“The emotional components, the cultural significance of the place all made the project more demanding.” He drew his inspiration from two of his favourite buildings: Grand Central Terminal and the old Pennsylvania Station. “… these two train terminals in New York were boldly built as an excuse to create wonderful civic monuments and breathtaking spaces for the people,” he explains.
Moses Mabhida Stadium, Durban
Arguably one of the most attractive stadia in the world, the Moses Mabhida stadium was erected in advance of South Africa hosting the 2010 Soccer World Cup. It has become a Durban landmark and popular destination for a wide variety of events, from sports to music festivals and even cultural gatherings.
Cleverly designed to take advantage of the local infrastructure, this stadium actually makes Durban’s inner city easier to access and navigate than it was before 2010.
The novel addition of the SkyCar, a cable car ride that gently transports sightseers to the very top of this epic feat of engineering and design, affording them a breathtaking 360-degree view of the heart of Durban.
Black Glass Tower for New York by Richard Meier & Partners
This imposing residential building soars 42 storeys into the stratosphere, commanding an impressive view over the East River. Continuing the trend towards using glass in building design, this construction is composed of a series of black metal panels, and a black glass curtain wall.
Designer Drains describes the project:
Minimalistic in form, the design of this predominantly glass building evidences great consideration for materiality, lightness, transparency and order. Its taut curtain wall is incised with modular subdivisions and articulated with selective metal panel elements in the form of balconies, canopies and corners. A distinguishing feature — an architectural cut-out at the 27th and 28th floors — will exist in dialogue with the building’s context and be visible from across the East River.
‘This is a milestone project for us, as our first all-black glass and metal panel building, the tallest tower in New York City by our firm, and a complete Richard Meier & Partners project including both architecture and interiors,’ comments Dukho Yeon, design partner-in-charge at Richard Meier & Partners.
The Diamond Building, Johannesburg
Built to resemble the diamonds that fed the early economic growth of South Africa, the iconic Diamond Building in downtown Jozi is a local landmark of legend. Looking every bit the inspiration for New York’s Black Glass Tower, it’s plate glass-finish towers 80m into the Jo’burg skyline, reflecting the city around it from different angles.
US Air Force Campus in Colorado
“Airplanes are not for making war. Airplanes are beautiful dreams.” – Hayao Miyazaki.

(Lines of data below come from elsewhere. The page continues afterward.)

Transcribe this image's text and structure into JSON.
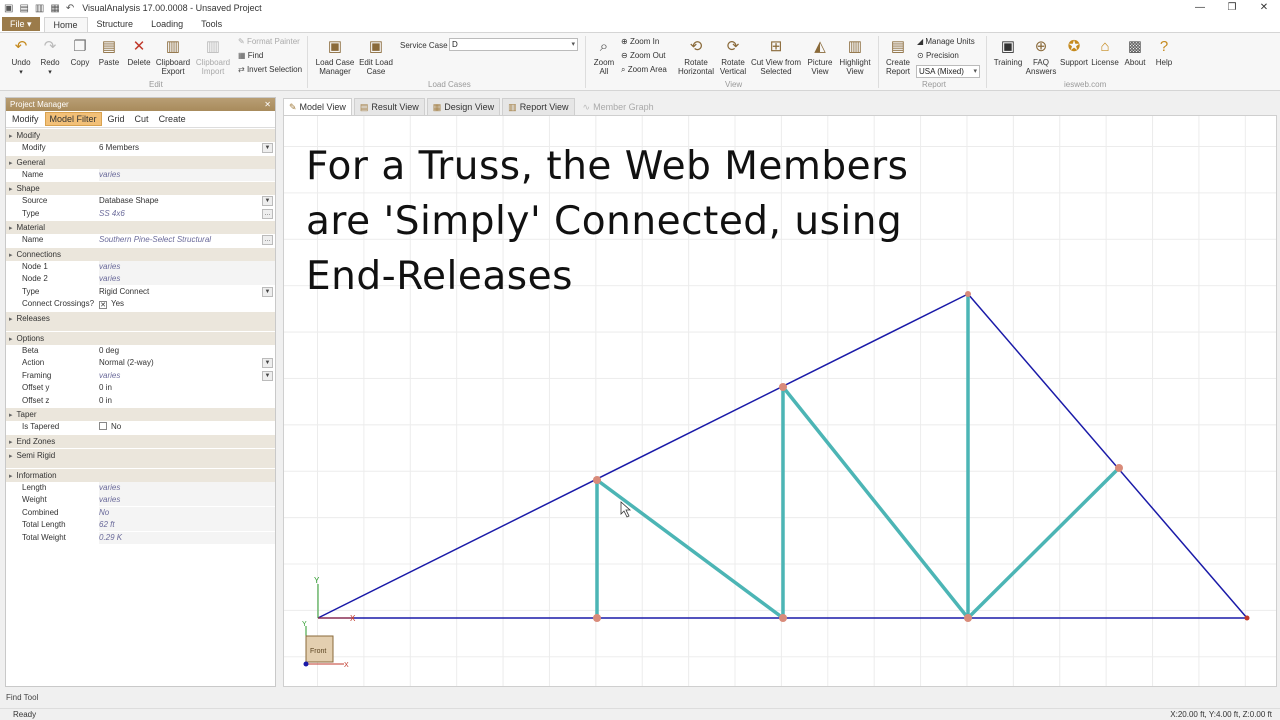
{
  "window": {
    "title": "VisualAnalysis 17.00.0008 - Unsaved Project",
    "controls": [
      "—",
      "❐",
      "✕"
    ]
  },
  "ribbon_tabs": {
    "file": "File ▾",
    "tabs": [
      "Home",
      "Structure",
      "Loading",
      "Tools"
    ]
  },
  "ribbon": {
    "edit": {
      "undo": "Undo",
      "redo": "Redo",
      "copy": "Copy",
      "paste": "Paste",
      "delete": "Delete",
      "clipboard_export_1": "Clipboard",
      "clipboard_export_2": "Export",
      "clipboard_import_1": "Clipboard",
      "clipboard_import_2": "Import",
      "format_painter": "Format Painter",
      "find": "Find",
      "invert_selection": "Invert Selection",
      "group": "Edit"
    },
    "load_cases": {
      "lcm_1": "Load Case",
      "lcm_2": "Manager",
      "elc_1": "Edit Load",
      "elc_2": "Case",
      "service_case_label": "Service Case",
      "service_case_value": "D",
      "group": "Load Cases"
    },
    "view": {
      "zoom_all_1": "Zoom",
      "zoom_all_2": "All",
      "zoom_in": "Zoom In",
      "zoom_out": "Zoom Out",
      "zoom_area": "Zoom Area",
      "rot_h_1": "Rotate",
      "rot_h_2": "Horizontal",
      "rot_v_1": "Rotate",
      "rot_v_2": "Vertical",
      "cut_1": "Cut View from",
      "cut_2": "Selected",
      "pic_1": "Picture",
      "pic_2": "View",
      "hl_1": "Highlight",
      "hl_2": "View",
      "group": "View"
    },
    "report": {
      "cr_1": "Create",
      "cr_2": "Report",
      "manage_units": "Manage Units",
      "precision": "Precision",
      "units_value": "USA (Mixed)",
      "group": "Report"
    },
    "iesweb": {
      "training": "Training",
      "faq_1": "FAQ",
      "faq_2": "Answers",
      "support": "Support",
      "license": "License",
      "about": "About",
      "help": "Help",
      "group": "iesweb.com"
    }
  },
  "project_manager": {
    "title": "Project Manager",
    "close": "✕",
    "tabs": [
      "Modify",
      "Model Filter",
      "Grid",
      "Cut",
      "Create"
    ],
    "sections": {
      "modify": "Modify",
      "general": "General",
      "shape": "Shape",
      "material": "Material",
      "connections": "Connections",
      "releases": "Releases",
      "options": "Options",
      "taper": "Taper",
      "end_zones": "End Zones",
      "semi_rigid": "Semi Rigid",
      "information": "Information"
    },
    "props": {
      "modify_k": "Modify",
      "modify_v": "6 Members",
      "name_k": "Name",
      "name_v": "varies",
      "source_k": "Source",
      "source_v": "Database Shape",
      "type_k": "Type",
      "type_v": "SS 4x6",
      "mat_name_k": "Name",
      "mat_name_v": "Southern Pine-Select Structural",
      "node1_k": "Node 1",
      "node1_v": "varies",
      "node2_k": "Node 2",
      "node2_v": "varies",
      "ctype_k": "Type",
      "ctype_v": "Rigid Connect",
      "cross_k": "Connect Crossings?",
      "cross_v": "Yes",
      "beta_k": "Beta",
      "beta_v": "0 deg",
      "action_k": "Action",
      "action_v": "Normal (2-way)",
      "framing_k": "Framing",
      "framing_v": "varies",
      "offy_k": "Offset y",
      "offy_v": "0 in",
      "offz_k": "Offset z",
      "offz_v": "0 in",
      "tapered_k": "Is Tapered",
      "tapered_v": "No",
      "length_k": "Length",
      "length_v": "varies",
      "weight_k": "Weight",
      "weight_v": "varies",
      "combined_k": "Combined",
      "combined_v": "No",
      "tlength_k": "Total Length",
      "tlength_v": "62 ft",
      "tweight_k": "Total Weight",
      "tweight_v": "0.29 K"
    }
  },
  "view_tabs": [
    "Model View",
    "Result View",
    "Design View",
    "Report View",
    "Member Graph"
  ],
  "overlay_text": {
    "line1": "For a Truss, the Web Members",
    "line2": "are 'Simply' Connected, using",
    "line3": "End-Releases"
  },
  "axes": {
    "y": "Y",
    "x": "X",
    "front": "Front"
  },
  "status": {
    "find_tool": "Find Tool",
    "ready": "Ready",
    "coords": "X:20.00 ft, Y:4.00 ft, Z:0.00 ft"
  },
  "colors": {
    "chord": "#1a1aa8",
    "web": "#4cb5b5",
    "node": "#d98b7a",
    "accent": "#9b7b4a"
  }
}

When art imitates life, we know we are among the fortunate few who live lives of great beauty. For anyone with a fascination for flight, Miyazaki’s sentiment rings true. Engineers who build aeroplanes turn those dreams into reality.
Architects who build buildings to look like planes do the same thing.
SOM, a globally-respected architecture firm, designed the original Air Force campus in 1954. Now, they have revisited the spot, designing an innovative research and education facility inspired by the field the facility serves: flight.
Thinking without the box
Who says spaces need to be square? The 21st Century Museum of Contemporary Art in Kanazawa, Japan and the Faena Forum in Miami Beach, Florida, are both great examples of what can happen when architects don’t think of walls in straight lines. Using curved lines, and angles, interesting spaces open up.
What inspires you?
Which spaces have informed your work in the last twelve months? What will you be drawing on for inspiration in the months ahead? Let us know in the comments below. We’d love to hear from you.